New People is a book hinged on race, the currency within it, alongside a fixation on newness and going against the old and predictable. We’ve all been there, with some situation or other, in which the safe circumstance we have built for ourselves is losing its once exciting potential – the grass on the other side is starting to look greener, or at least intriguing. This is the dilemma that Danzy Senna’s protagonist, Maria, finds herself in.
Maria has it set: she’s educated and working on a dissertation, she’s about to marry her college sweetheart who adores her, and she’s starring in a documentary on “new people” who blur old boundaries. Yet, her attitude towards all this is one of blasé. Why? A mysterious poet she’s only briefly encountered has taken hold of and dictated her imagination. Interweaved within this plot are comments on race and what it means to be black but look “beige” – Lisa has a higher status for being darker than Maria, which is one of the building blocks for her desire to reject “whiteness” and instead embrace her less visible blackness. Maria has reached a point of evaluation over who she is and what she wants.

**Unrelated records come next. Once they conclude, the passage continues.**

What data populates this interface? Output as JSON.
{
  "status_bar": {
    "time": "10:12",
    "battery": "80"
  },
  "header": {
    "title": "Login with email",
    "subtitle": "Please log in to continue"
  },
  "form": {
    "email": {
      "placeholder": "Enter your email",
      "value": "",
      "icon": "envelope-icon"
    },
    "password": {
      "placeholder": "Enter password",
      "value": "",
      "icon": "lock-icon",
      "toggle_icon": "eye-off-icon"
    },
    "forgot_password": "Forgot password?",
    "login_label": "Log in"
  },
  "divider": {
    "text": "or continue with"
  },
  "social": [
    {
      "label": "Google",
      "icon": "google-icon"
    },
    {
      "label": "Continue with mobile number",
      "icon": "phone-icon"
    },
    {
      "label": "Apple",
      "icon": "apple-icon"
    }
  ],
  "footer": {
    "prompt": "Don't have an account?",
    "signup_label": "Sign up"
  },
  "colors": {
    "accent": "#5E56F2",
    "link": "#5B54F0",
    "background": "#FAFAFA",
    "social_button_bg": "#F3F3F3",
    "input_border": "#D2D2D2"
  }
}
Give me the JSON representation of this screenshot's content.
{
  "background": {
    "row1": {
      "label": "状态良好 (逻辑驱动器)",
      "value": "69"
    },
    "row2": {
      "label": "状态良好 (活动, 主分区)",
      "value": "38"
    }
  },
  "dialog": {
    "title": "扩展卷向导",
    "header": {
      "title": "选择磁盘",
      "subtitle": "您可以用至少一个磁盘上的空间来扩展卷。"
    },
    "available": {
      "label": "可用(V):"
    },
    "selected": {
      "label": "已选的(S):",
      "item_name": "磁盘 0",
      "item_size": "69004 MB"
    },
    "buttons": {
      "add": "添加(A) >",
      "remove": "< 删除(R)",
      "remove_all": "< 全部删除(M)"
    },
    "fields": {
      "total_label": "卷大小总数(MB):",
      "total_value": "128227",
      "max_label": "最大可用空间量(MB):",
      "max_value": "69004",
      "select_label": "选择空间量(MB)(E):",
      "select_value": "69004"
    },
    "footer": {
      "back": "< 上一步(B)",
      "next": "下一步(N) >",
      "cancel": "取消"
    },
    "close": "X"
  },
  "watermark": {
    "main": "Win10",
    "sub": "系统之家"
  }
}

One comic moment playing on this instability of identity is when Maria gets roped into the Church of Scientology to take their personality test. It was particularly amusing to me because recently a woman tried to walk me over to their Church near St Pauls for this said test and spoke to me in a way just like the character in the book does to Maria, (except I cut it short and got away). Moments like this capture reality really well. Senna depicts day to day realities in a believable sort of way, however the language shifts to be more romanticised when Maria thinks of the poet, distinguishing its difference to her reality. These moments that grant poetical language reiterate their contrast to the way her safe and knowable life is written.
Seduced by these romantic, almost teenage thoughts, Maria becomes obsessive over the poet, and it’s uncomfortable reading at this stage. Senna’s protagonist is blinded by infatuation, and we as readers can see the signs that Maria reads into are actually meaningless. Maria is a flawed character, and certainly an anti-hero. It’s hard to sympathise with episodes such as when she takes the poet’s hat, longingly smelling it. Maria is a character that embodies the common fear or overthought of settling for what is laid out ahead, but then this relatable experience changes as she advances into neurosis and near abandonment of her present situation. This second half of the book is where Senna really hooks in the reader – there is risk with every fantasy and encounter with the poet, and a twist that falls near the end. Maria is an exploration of what happens beyond the fleeting thought of ‘what if’ as it becomes an ugly and desperate fixation.
New People by Danzy Senna is published by Riverhead Books and releases on 1st August 2017 (£12.99, p/b, 240pp, 9781594487095)